INPUT RECORDS:
··········
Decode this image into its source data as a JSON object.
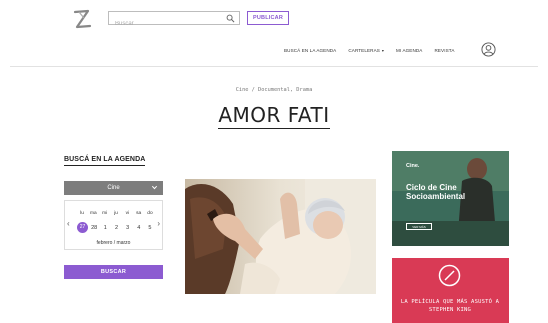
{
  "header": {
    "search_placeholder": "Buscar",
    "publish_label": "PUBLICAR"
  },
  "nav": {
    "items": [
      {
        "label": "BUSCÁ EN LA AGENDA"
      },
      {
        "label": "CARTELERAS",
        "has_dropdown": true
      },
      {
        "label": "MI AGENDA"
      },
      {
        "label": "REVISTA"
      }
    ]
  },
  "movie": {
    "genres": "Cine / Documental, Drama",
    "title": "AMOR FATI"
  },
  "agenda": {
    "heading": "BUSCÁ EN LA AGENDA",
    "category": "Cine",
    "weekdays": [
      "lu",
      "ma",
      "mi",
      "ju",
      "vi",
      "sa",
      "do"
    ],
    "days": [
      "27",
      "28",
      "1",
      "2",
      "3",
      "4",
      "5"
    ],
    "selected_day": "27",
    "month_label": "febrero / marzo",
    "search_button": "BUSCAR"
  },
  "ads": [
    {
      "brand": "Cine.",
      "title": "Ciclo de Cine Socioambiental",
      "cta": "VER MÁS"
    },
    {
      "text": "LA PELÍCULA QUE MÁS ASUSTÓ A STEPHEN KING"
    }
  ],
  "colors": {
    "accent": "#8c5bd1",
    "select_gray": "#7d7d7d",
    "ad1_bg": "#2f5f52",
    "ad2_bg": "#d93a55"
  }
}
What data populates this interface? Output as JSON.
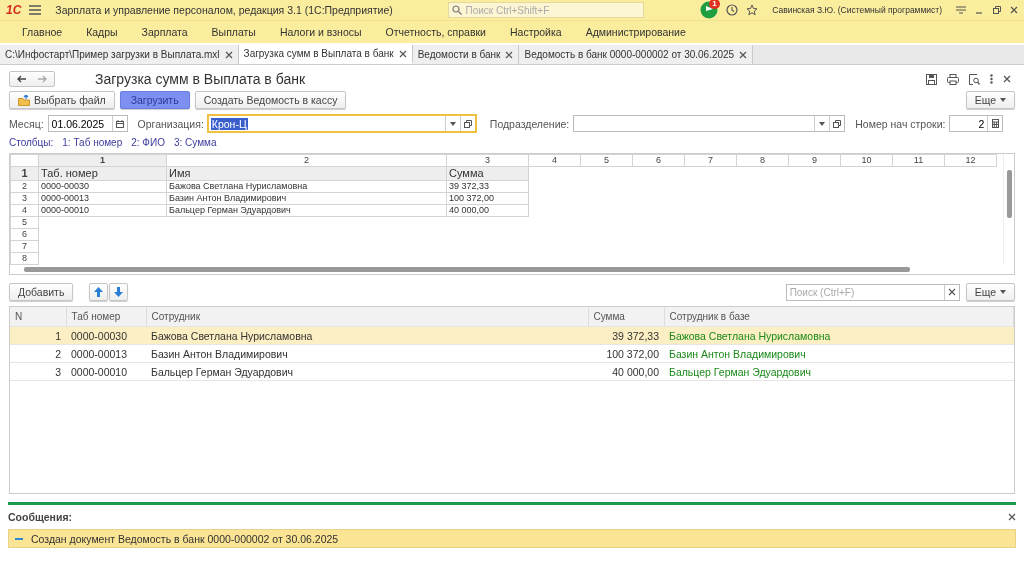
{
  "app": {
    "logo": "1С",
    "title": "Зарплата и управление персоналом, редакция 3.1  (1С:Предприятие)",
    "search_placeholder": "Поиск Ctrl+Shift+F",
    "notification_count": "1",
    "user": "Савинская З.Ю. (Системный программист)"
  },
  "menu": [
    "Главное",
    "Кадры",
    "Зарплата",
    "Выплаты",
    "Налоги и взносы",
    "Отчетность, справки",
    "Настройка",
    "Администрирование"
  ],
  "tabs": [
    {
      "label": "C:\\Инфостарт\\Пример загрузки в Выплата.mxl",
      "selected": false
    },
    {
      "label": "Загрузка сумм в Выплата в банк",
      "selected": true
    },
    {
      "label": "Ведомости в банк",
      "selected": false
    },
    {
      "label": "Ведомость в банк 0000-000002 от 30.06.2025",
      "selected": false
    }
  ],
  "form": {
    "title": "Загрузка сумм в Выплата в банк",
    "buttons": [
      {
        "label": "Выбрать файл",
        "kind": "file"
      },
      {
        "label": "Загрузить",
        "kind": "default"
      },
      {
        "label": "Создать Ведомость в кассу",
        "kind": "plain"
      }
    ],
    "more": "Еще",
    "month": {
      "label": "Месяц:",
      "value": "01.06.2025"
    },
    "organization": {
      "label": "Организация:",
      "value": "Крон-Ц"
    },
    "subdivision": {
      "label": "Подразделение:"
    },
    "start_row": {
      "label": "Номер нач строки:",
      "value": "2"
    },
    "columns_label": "Столбцы:",
    "columns": [
      "1: Таб номер",
      "2: ФИО",
      "3: Сумма"
    ]
  },
  "sheet": {
    "column_numbers": [
      "1",
      "2",
      "3",
      "4",
      "5",
      "6",
      "7",
      "8",
      "9",
      "10",
      "11",
      "12"
    ],
    "row_numbers": [
      "1",
      "2",
      "3",
      "4",
      "5",
      "6",
      "7",
      "8"
    ],
    "rows": [
      [
        "Таб. номер",
        "Имя",
        "Сумма"
      ],
      [
        "0000-00030",
        "Бажова Светлана Нурисламовна",
        "39 372,33"
      ],
      [
        "0000-00013",
        "Базин Антон Владимирович",
        "100 372,00"
      ],
      [
        "0000-00010",
        "Бальцер Герман Эдуардович",
        "40 000,00"
      ]
    ]
  },
  "table": {
    "add_button": "Добавить",
    "search_placeholder": "Поиск (Ctrl+F)",
    "more": "Еще",
    "columns": [
      "N",
      "Таб номер",
      "Сотрудник",
      "Сумма",
      "Сотрудник в базе"
    ],
    "rows": [
      {
        "cells": [
          "1",
          "0000-00030",
          "Бажова Светлана Нурисламовна",
          "39 372,33",
          "Бажова Светлана Нурисламовна"
        ],
        "selected": true
      },
      {
        "cells": [
          "2",
          "0000-00013",
          "Базин Антон Владимирович",
          "100 372,00",
          "Базин Антон Владимирович"
        ],
        "selected": false
      },
      {
        "cells": [
          "3",
          "0000-00010",
          "Бальцер Герман Эдуардович",
          "40 000,00",
          "Бальцер Герман Эдуардович"
        ],
        "selected": false
      }
    ]
  },
  "messages": {
    "title": "Сообщения:",
    "items": [
      "Создан документ Ведомость в банк 0000-000002 от 30.06.2025"
    ]
  }
}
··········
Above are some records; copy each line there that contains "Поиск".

TASK ANSWER:
    "search_placeholder": "Поиск Ctrl+Shift+F",
    "search_placeholder": "Поиск (Ctrl+F)",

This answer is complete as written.